▼

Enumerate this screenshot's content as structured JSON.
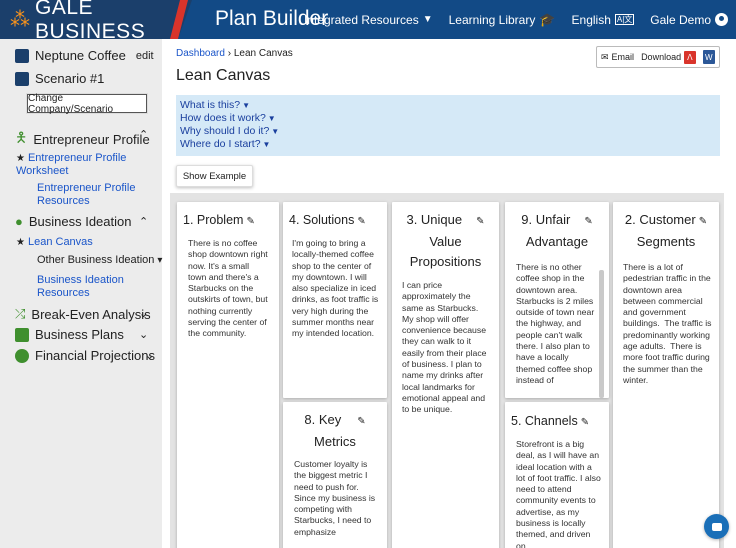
{
  "brand": {
    "logo_glyph": "⁂",
    "name": "GALE BUSINESS",
    "product": "Plan Builder"
  },
  "nav": {
    "integrated": "Integrated Resources",
    "learning": "Learning Library",
    "language": "English",
    "language_badge": "A|文",
    "user": "Gale Demo"
  },
  "sidebar": {
    "company": "Neptune Coffee",
    "company_edit": "edit",
    "scenario": "Scenario #1",
    "change_button": "Change Company/Scenario",
    "sections": {
      "entrepreneur_profile": "Entrepreneur Profile",
      "ep_worksheet": "Entrepreneur Profile Worksheet",
      "ep_resources": "Entrepreneur Profile Resources",
      "business_ideation": "Business Ideation",
      "lean_canvas": "Lean Canvas",
      "other_ideation": "Other Business Ideation",
      "bi_resources": "Business Ideation Resources",
      "break_even": "Break-Even Analysis",
      "business_plans": "Business Plans",
      "financial_projections": "Financial Projections"
    },
    "colors": {
      "entrepreneur": "#3f8f2e",
      "ideation": "#3f8f2e",
      "break_even": "#3f8f2e",
      "plans": "#3f8f2e",
      "financial": "#3f8f2e"
    }
  },
  "main": {
    "breadcrumb_link": "Dashboard",
    "breadcrumb_sep": "›",
    "breadcrumb_current": "Lean Canvas",
    "title": "Lean Canvas",
    "share": {
      "email": "Email",
      "download": "Download",
      "pdf": "PDF",
      "word": "W"
    },
    "faq": [
      "What is this?",
      "How does it work?",
      "Why should I do it?",
      "Where do I start?"
    ],
    "show_example": "Show Example"
  },
  "canvas": {
    "problem": {
      "title": "1. Problem",
      "body": "There is no coffee shop downtown right now. It's a small town and there's a Starbucks on the outskirts of town, but nothing currently serving the center of the community."
    },
    "solutions": {
      "title": "4. Solutions",
      "body": "I'm going to bring a locally-themed coffee shop to the center of my downtown. I will also specialize in iced drinks, as foot traffic is very high during the summer months near my intended location."
    },
    "uvp": {
      "title_1": "3. Unique",
      "title_2": "Value",
      "title_3": "Propositions",
      "body": "I can price approximately the same as Starbucks.  My shop will offer convenience because they can walk to it easily from their place of business. I plan to name my drinks after local landmarks for emotional appeal and to be unique."
    },
    "unfair": {
      "title_1": "9. Unfair",
      "title_2": "Advantage",
      "body": "There is no other coffee shop in the downtown area.  Starbucks is 2 miles outside of town near the highway, and people can't walk there. I also plan to have a locally themed coffee shop instead of"
    },
    "segments": {
      "title_1": "2. Customer",
      "title_2": "Segments",
      "body": "There is a lot of pedestrian traffic in the downtown area between commercial and government buildings.  The traffic is predominantly working age adults.  There is more foot traffic during the summer than the winter."
    },
    "metrics": {
      "title_1": "8. Key",
      "title_2": "Metrics",
      "body": "Customer loyalty is the biggest metric I need to push for.  Since my business is competing with Starbucks, I need to emphasize"
    },
    "channels": {
      "title": "5. Channels",
      "body": "Storefront is a big deal, as I will have an ideal location with a lot of foot traffic. I also need to attend community events to advertise, as my business is locally themed, and driven on"
    }
  }
}
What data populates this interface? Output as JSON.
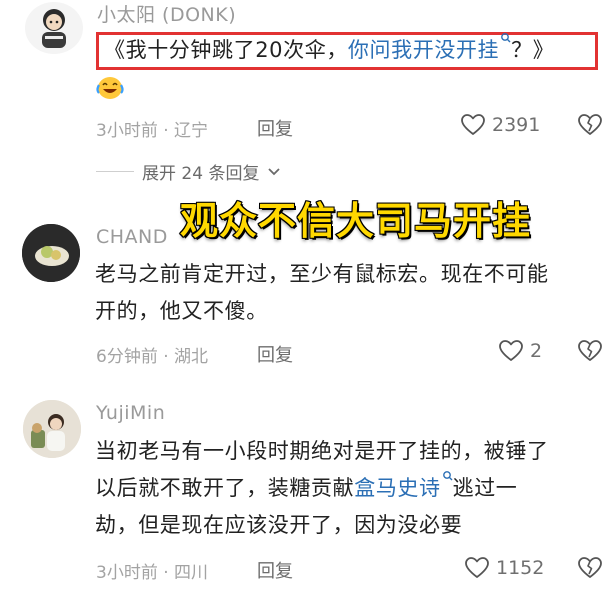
{
  "comments": [
    {
      "username": "小太阳 (DONK)",
      "text_plain": "《我十分钟跳了20次伞，",
      "text_link": "你问我开没开挂",
      "text_tail": "？》",
      "meta": "3小时前 · 辽宁",
      "reply_label": "回复",
      "likes": "2391"
    },
    {
      "username": "CHAND",
      "line1": "老马之前肯定开过，至少有鼠标宏。现在不可能",
      "line2": "开的，他又不傻。",
      "meta": "6分钟前 · 湖北",
      "reply_label": "回复",
      "likes": "2"
    },
    {
      "username": "YujiMin",
      "line1": "当初老马有一小段时期绝对是开了挂的，被锤了",
      "line2_plain": "以后就不敢开了，装糖贡献",
      "line2_link": "盒马史诗",
      "line2_tail": "逃过一",
      "line3": "劫，但是现在应该没开了，因为没必要",
      "meta": "3小时前 · 四川",
      "reply_label": "回复",
      "likes": "1152"
    }
  ],
  "expand_replies": "展开 24 条回复",
  "caption": "观众不信大司马开挂",
  "colors": {
    "link": "#2b6fb5",
    "highlight_border": "#e23232",
    "caption_fill": "#ffd800"
  },
  "icons": [
    "laughing-cry-emoji-icon",
    "search-mini-icon",
    "heart-outline-icon",
    "broken-heart-icon",
    "chevron-down-icon"
  ]
}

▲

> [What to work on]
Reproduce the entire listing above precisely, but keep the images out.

> [Answer for the task]
Enumerate this screenshot's content as structured JSON.
{
  "brand": {
    "logo_glyph": "⁂",
    "name": "GALE BUSINESS",
    "product": "Plan Builder"
  },
  "nav": {
    "integrated": "Integrated Resources",
    "learning": "Learning Library",
    "language": "English",
    "language_badge": "A|文",
    "user": "Gale Demo"
  },
  "sidebar": {
    "company": "Neptune Coffee",
    "company_edit": "edit",
    "scenario": "Scenario #1",
    "change_button": "Change Company/Scenario",
    "sections": {
      "entrepreneur_profile": "Entrepreneur Profile",
      "ep_worksheet": "Entrepreneur Profile Worksheet",
      "ep_resources": "Entrepreneur Profile Resources",
      "business_ideation": "Business Ideation",
      "lean_canvas": "Lean Canvas",
      "other_ideation": "Other Business Ideation",
      "bi_resources": "Business Ideation Resources",
      "break_even": "Break-Even Analysis",
      "business_plans": "Business Plans",
      "financial_projections": "Financial Projections"
    },
    "colors": {
      "entrepreneur": "#3f8f2e",
      "ideation": "#3f8f2e",
      "break_even": "#3f8f2e",
      "plans": "#3f8f2e",
      "financial": "#3f8f2e"
    }
  },
  "main": {
    "breadcrumb_link": "Dashboard",
    "breadcrumb_sep": "›",
    "breadcrumb_current": "Lean Canvas",
    "title": "Lean Canvas",
    "share": {
      "email": "Email",
      "download": "Download",
      "pdf": "PDF",
      "word": "W"
    },
    "faq": [
      "What is this?",
      "How does it work?",
      "Why should I do it?",
      "Where do I start?"
    ],
    "show_example": "Show Example"
  },
  "canvas": {
    "problem": {
      "title": "1. Problem",
      "body": "There is no coffee shop downtown right now. It's a small town and there's a Starbucks on the outskirts of town, but nothing currently serving the center of the community."
    },
    "solutions": {
      "title": "4. Solutions",
      "body": "I'm going to bring a locally-themed coffee shop to the center of my downtown. I will also specialize in iced drinks, as foot traffic is very high during the summer months near my intended location."
    },
    "uvp": {
      "title_1": "3. Unique",
      "title_2": "Value",
      "title_3": "Propositions",
      "body": "I can price approximately the same as Starbucks.  My shop will offer convenience because they can walk to it easily from their place of business. I plan to name my drinks after local landmarks for emotional appeal and to be unique."
    },
    "unfair": {
      "title_1": "9. Unfair",
      "title_2": "Advantage",
      "body": "There is no other coffee shop in the downtown area.  Starbucks is 2 miles outside of town near the highway, and people can't walk there. I also plan to have a locally themed coffee shop instead of"
    },
    "segments": {
      "title_1": "2. Customer",
      "title_2": "Segments",
      "body": "There is a lot of pedestrian traffic in the downtown area between commercial and government buildings.  The traffic is predominantly working age adults.  There is more foot traffic during the summer than the winter."
    },
    "metrics": {
      "title_1": "8. Key",
      "title_2": "Metrics",
      "body": "Customer loyalty is the biggest metric I need to push for.  Since my business is competing with Starbucks, I need to emphasize"
    },
    "channels": {
      "title": "5. Channels",
      "body": "Storefront is a big deal, as I will have an ideal location with a lot of foot traffic. I also need to attend community events to advertise, as my business is locally themed, and driven on"
    }
  }
}
What data populates this interface? Output as JSON.
{
  "comments": [
    {
      "username": "小太阳 (DONK)",
      "text_plain": "《我十分钟跳了20次伞，",
      "text_link": "你问我开没开挂",
      "text_tail": "？》",
      "meta": "3小时前 · 辽宁",
      "reply_label": "回复",
      "likes": "2391"
    },
    {
      "username": "CHAND",
      "line1": "老马之前肯定开过，至少有鼠标宏。现在不可能",
      "line2": "开的，他又不傻。",
      "meta": "6分钟前 · 湖北",
      "reply_label": "回复",
      "likes": "2"
    },
    {
      "username": "YujiMin",
      "line1": "当初老马有一小段时期绝对是开了挂的，被锤了",
      "line2_plain": "以后就不敢开了，装糖贡献",
      "line2_link": "盒马史诗",
      "line2_tail": "逃过一",
      "line3": "劫，但是现在应该没开了，因为没必要",
      "meta": "3小时前 · 四川",
      "reply_label": "回复",
      "likes": "1152"
    }
  ],
  "expand_replies": "展开 24 条回复",
  "caption": "观众不信大司马开挂",
  "colors": {
    "link": "#2b6fb5",
    "highlight_border": "#e23232",
    "caption_fill": "#ffd800"
  },
  "icons": [
    "laughing-cry-emoji-icon",
    "search-mini-icon",
    "heart-outline-icon",
    "broken-heart-icon",
    "chevron-down-icon"
  ]
}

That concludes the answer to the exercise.